## What to produce
Wherever the word "JSON" turns up in a line of the entries, copy that line.

## Dataset items

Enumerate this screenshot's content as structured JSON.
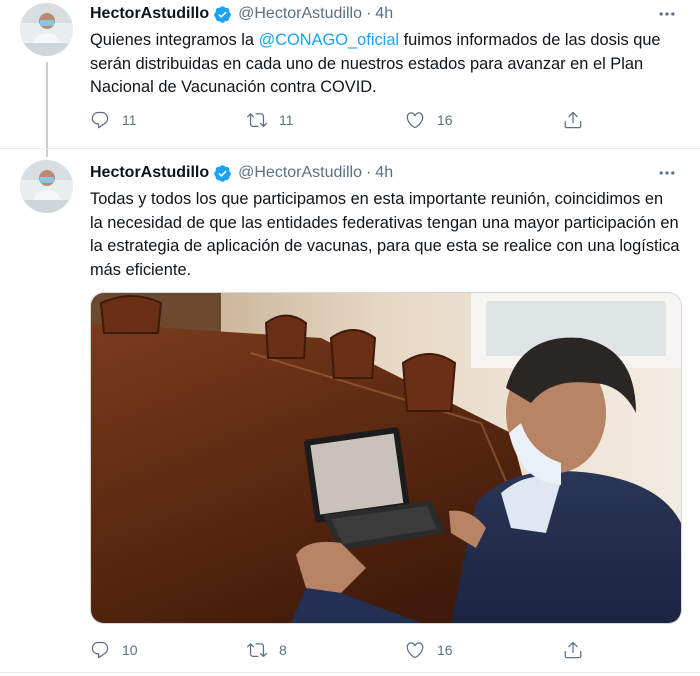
{
  "tweets": [
    {
      "name": "HectorAstudillo",
      "handle": "@HectorAstudillo",
      "separator": "·",
      "time": "4h",
      "text_before": "Quienes integramos la ",
      "mention": "@CONAGO_oficial",
      "text_after": " fuimos informados de las dosis que serán distribuidas en cada uno de nuestros estados para avanzar en el Plan Nacional de Vacunación contra COVID.",
      "replies": "11",
      "retweets": "11",
      "likes": "16"
    },
    {
      "name": "HectorAstudillo",
      "handle": "@HectorAstudillo",
      "separator": "·",
      "time": "4h",
      "text": "Todas y todos los que participamos en esta importante reunión, coincidimos en la necesidad de que las entidades federativas tengan una mayor participación en la estrategia de aplicación de vacunas, para que esta se realice con una logística más eficiente.",
      "replies": "10",
      "retweets": "8",
      "likes": "16"
    }
  ],
  "colors": {
    "accent": "#1da1f2",
    "secondary_text": "#5b7083",
    "primary_text": "#0f1419"
  },
  "icons": [
    "verified-badge-icon",
    "more-options-icon",
    "reply-icon",
    "retweet-icon",
    "like-icon",
    "share-icon"
  ]
}
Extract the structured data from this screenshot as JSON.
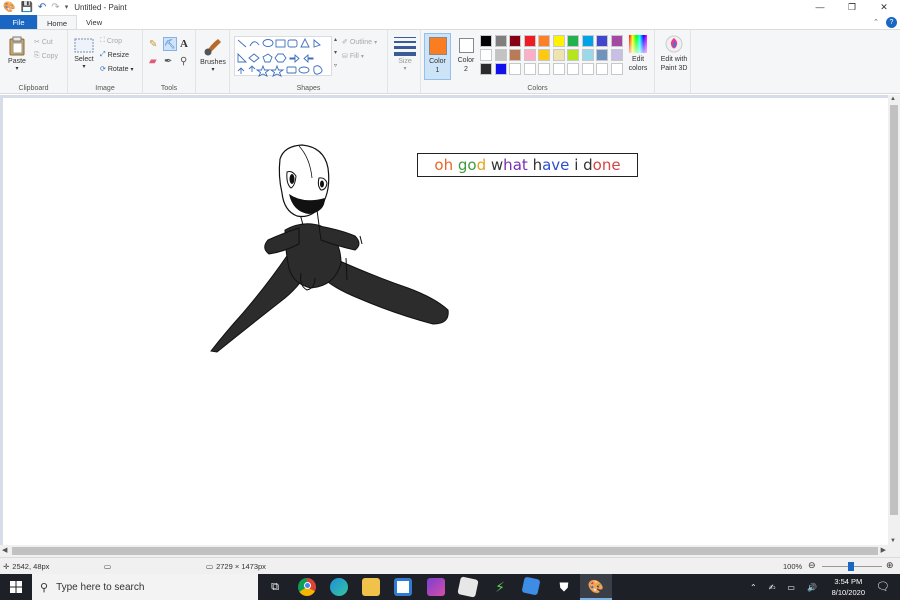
{
  "window": {
    "title": "Untitled - Paint",
    "controls": {
      "minimize": "—",
      "restore": "❐",
      "close": "✕"
    }
  },
  "tabs": {
    "file": "File",
    "home": "Home",
    "view": "View"
  },
  "ribbon": {
    "clipboard": {
      "label": "Clipboard",
      "paste": "Paste",
      "cut": "Cut",
      "copy": "Copy"
    },
    "image": {
      "label": "Image",
      "select": "Select",
      "crop": "Crop",
      "resize": "Resize",
      "rotate": "Rotate"
    },
    "tools": {
      "label": "Tools"
    },
    "brushes": {
      "label": "Brushes"
    },
    "shapes": {
      "label": "Shapes",
      "outline": "Outline",
      "fill": "Fill"
    },
    "size": {
      "label": "Size"
    },
    "colors": {
      "label": "Colors",
      "color1": "Color 1",
      "color2": "Color 2",
      "edit_colors": "Edit colors",
      "edit_paint3d": "Edit with Paint 3D",
      "color1_value": "#fa7d21",
      "color2_value": "#ffffff",
      "palette_row1": [
        "#000000",
        "#7f7f7f",
        "#880015",
        "#ed1c24",
        "#ff7f27",
        "#fff200",
        "#22b14c",
        "#00a2e8",
        "#3f48cc",
        "#a349a4"
      ],
      "palette_row2": [
        "#ffffff",
        "#c3c3c3",
        "#b97a57",
        "#ffaec9",
        "#ffc90e",
        "#efe4b0",
        "#b5e61d",
        "#99d9ea",
        "#7092be",
        "#c8bfe7"
      ],
      "palette_row3": [
        "#2b2b2b",
        "#1111ee",
        "#ffffff",
        "#ffffff",
        "#ffffff",
        "#ffffff",
        "#ffffff",
        "#ffffff",
        "#ffffff",
        "#ffffff"
      ]
    }
  },
  "canvas": {
    "text_box": "oh god what have i done",
    "text_letter_colors": [
      "#e8662b",
      "#e8662b",
      "",
      "#3f9b3f",
      "#3f9b3f",
      "#e3a417",
      "#e3a417",
      "",
      "#7b2db0",
      "#7b2db0",
      "#7b2db0",
      "#7b2db0",
      "",
      "#2a4fcf",
      "#2a4fcf",
      "#2a4fcf",
      "#2a4fcf",
      "",
      "#c9318a",
      "",
      "#d64545",
      "#d64545",
      "#d64545",
      "#d64545"
    ]
  },
  "status": {
    "cursor_pos": "2542, 48px",
    "canvas_size": "2729 × 1473px",
    "zoom": "100%"
  },
  "taskbar": {
    "search_placeholder": "Type here to search",
    "time": "3:54 PM",
    "date": "8/10/2020"
  }
}
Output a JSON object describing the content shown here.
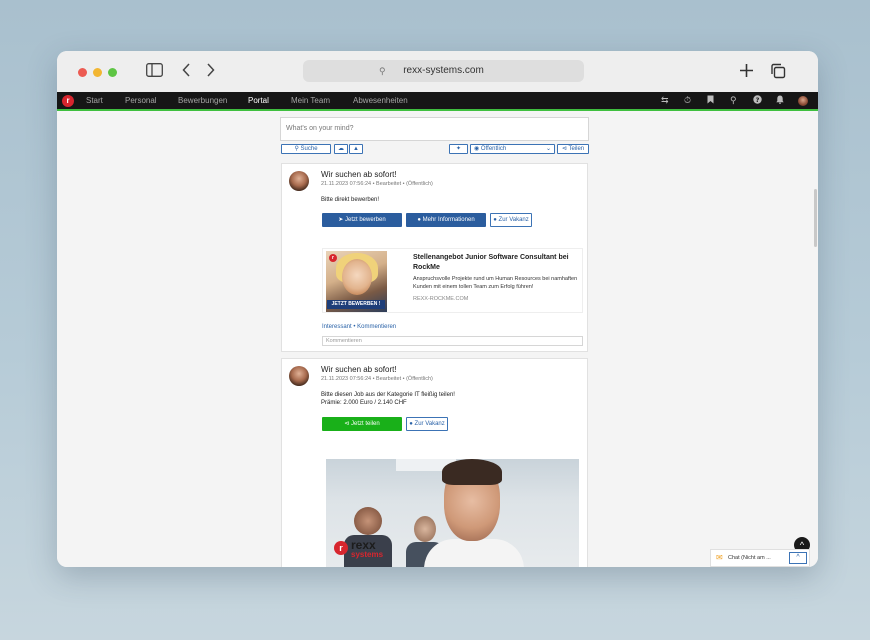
{
  "browser": {
    "url": "rexx-systems.com",
    "icons": {
      "sidebar": "sidebar-icon",
      "back": "chevron-left-icon",
      "forward": "chevron-right-icon",
      "search": "search-icon",
      "new_tab": "plus-icon",
      "tabs": "tabs-icon"
    }
  },
  "nav": {
    "logo": "r",
    "items": [
      {
        "label": "Start",
        "active": false
      },
      {
        "label": "Personal",
        "active": false
      },
      {
        "label": "Bewerbungen",
        "active": false
      },
      {
        "label": "Portal",
        "active": true
      },
      {
        "label": "Mein Team",
        "active": false
      },
      {
        "label": "Abwesenheiten",
        "active": false
      }
    ],
    "right_icons": [
      "swap-icon",
      "timer-icon",
      "bookmark-icon",
      "search-icon",
      "help-icon",
      "bell-icon",
      "avatar"
    ]
  },
  "composer": {
    "placeholder": "What's on your mind?",
    "search_label": "Suche",
    "visibility": "Öffentlich",
    "share_label": "Teilen"
  },
  "posts": [
    {
      "title": "Wir suchen ab sofort!",
      "meta": "21.11.2023 07:56:24 • Bearbeitet • (Öffentlich)",
      "body_lines": [
        "Bitte direkt bewerben!"
      ],
      "buttons": [
        "Jetzt bewerben",
        "Mehr Informationen",
        "Zur Vakanz"
      ],
      "preview": {
        "title": "Stellenangebot Junior Software Consultant bei RockMe",
        "description": "Anspruchsvolle Projekte rund um Human Resources bei namhaften Kunden mit einem tollen Team zum Erfolg führen!",
        "domain": "REXX-ROCKME.COM",
        "image_badge": "JETZT BEWERBEN !"
      },
      "links": "Interessant • Kommentieren",
      "comment_placeholder": "Kommentieren"
    },
    {
      "title": "Wir suchen ab sofort!",
      "meta": "21.11.2023 07:56:24 • Bearbeitet • (Öffentlich)",
      "body_lines": [
        "Bitte diesen Job aus der Kategorie IT fleißig teilen!",
        "Prämie: 2.000 Euro / 2.140 CHF"
      ],
      "buttons": [
        "Jetzt teilen",
        "Zur Vakanz"
      ],
      "banner": {
        "logo_line1": "rexx",
        "logo_line2": "systems"
      }
    }
  ],
  "chat": {
    "label": "Chat (Nicht am ...",
    "toggle": "^"
  },
  "scroll_top": "^"
}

## Result
Enumerate this screenshot's content as structured JSON.
Extract the structured data from this screenshot as JSON.
Output a JSON object describing the content shown here.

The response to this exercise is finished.